Dehaene….showed him the numerals 7 and 8. Mr. N was able to answer quickly that 8 was the larger number—far more quickly than if he had had to identify them by counting up to the right quantities. He could also judge whether various numbers were bigger or smaller than 55, slipping up only when they were very close to 55. Dehaene dubbed Mr. N “the Approximate Man.” The Approximate Man lived in a world where a year comprised “about 350 days” and an hour “about fifty minutes,” where there were five seasons, and where a dozen eggs amounted to “six or ten.” Dehaene asked him to add 2 and 2 several times and received answers ranging from three to five. But, he noted, “he never offers a result as absurd as 9.”

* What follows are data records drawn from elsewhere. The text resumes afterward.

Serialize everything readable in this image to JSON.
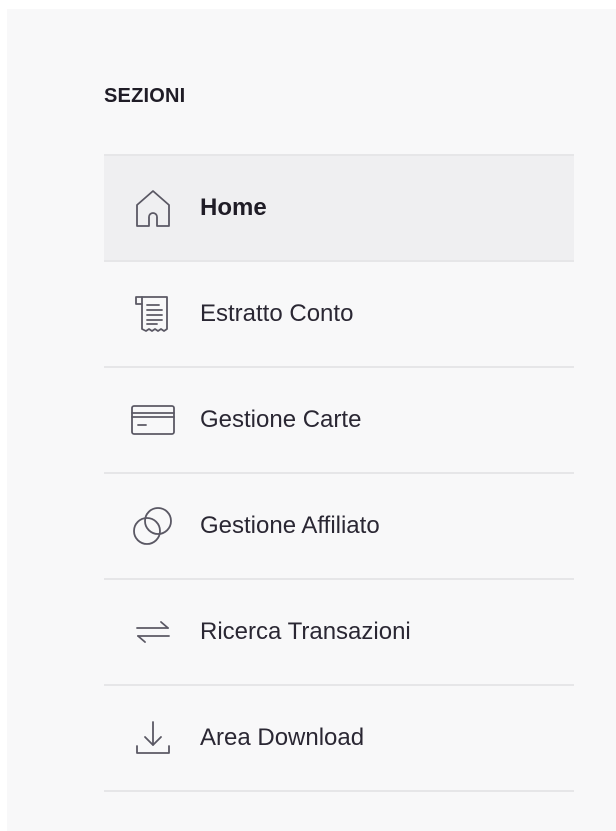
{
  "sidebar": {
    "section_title": "SEZIONI",
    "active_index": 0,
    "items": [
      {
        "label": "Home",
        "icon": "home-icon"
      },
      {
        "label": "Estratto Conto",
        "icon": "receipt-icon"
      },
      {
        "label": "Gestione Carte",
        "icon": "credit-card-icon"
      },
      {
        "label": "Gestione Affiliato",
        "icon": "overlapping-circles-icon"
      },
      {
        "label": "Ricerca Transazioni",
        "icon": "transfer-arrows-icon"
      },
      {
        "label": "Area Download",
        "icon": "download-icon"
      }
    ]
  },
  "colors": {
    "background": "#f8f8f9",
    "active_item_background": "#efeff1",
    "divider": "#e6e6e8",
    "text": "#2a2733",
    "icon_stroke": "#5a5864"
  }
}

Somehow, the damaged part of the subject’s brain had taken away his ability to do precise number handling, but the rough approximation function is in some other part of the brain and it’s left intact.

To me, the most interesting observations about the article has to do with bilingualism, as I’m bilingual (more precisely semi-bi-lingual since my Chinese has regressed so much, which would make me more of a “lingual”). In particular:

  • To this day when I have to multiply in my head, I recite the Chinese multiplication table because that’s how I learned it. This is different from addition, which I do without having to think in terms of linguistic languages. Dehaene’s research confirms my own observation, in that multiplication, unlike addition, is “unnatural practice” because our brains are wired exactly wrong for it, whereas there’s evidence that addiction activity is evident even in babies who haven’t acquired language skills. Since there is no neurological circuitry for multiplication, all of us has to memorize the multiplication table verbally, as a string of words.
  • Similar to multiplication, but to a lesser degree, I tend to remember long series of numbers in Chinese, specifically in Cantonese. I thought it was the same phenomenon as the multiplication table, because I learned to count in Chinese. But Dehaene noted that linguistically Chinese number words are just more brief, and take less than a quarter of a second to say compared to a third of a second for English. This resulted in the average Chinese speaker has a memory span of nine digits vs seven for English speakers. And apparently, the Cantonese dialet is even more efficient in that Hong Kong people can juggle ten digits with no problem. Who knew I have been enjoying a cultural advantage all along!
  • My three year old is learning to count, but she frequently counts “…13, 14, 16, 17…” I had concluded that “fifteen” doesn’t follow the “-teen” rule, in that it doesn’t sound like “four-teen” or “six-teen” and was causing her problem. Turns out that my hunch is correct. Dehane has noted that we use special words for numbers from 11 to 19, and for decades 20-90, and thus it’s more challenging to learn to count in English. (French is even worse, working in base of 20, so 98 is “four twenty ten nine.” That explains so much about the French :-)) Not only that, Chinese is great for counting, because it’s modular, in that all the digits are based on ten. So 54 is “five-ten-four” and 291 is “two-hundred-nine-ten-one”. And the sound for “hundred” “thousand” “million” and so on are all single syllable, so it’s easy to say as well. Dehaene believes that this is one of the reasons why the Asian students are better at math than Western students.

So maybe I better gear up to teach my kids math in Chinese so they can sustain an advantage in math over her friends :-)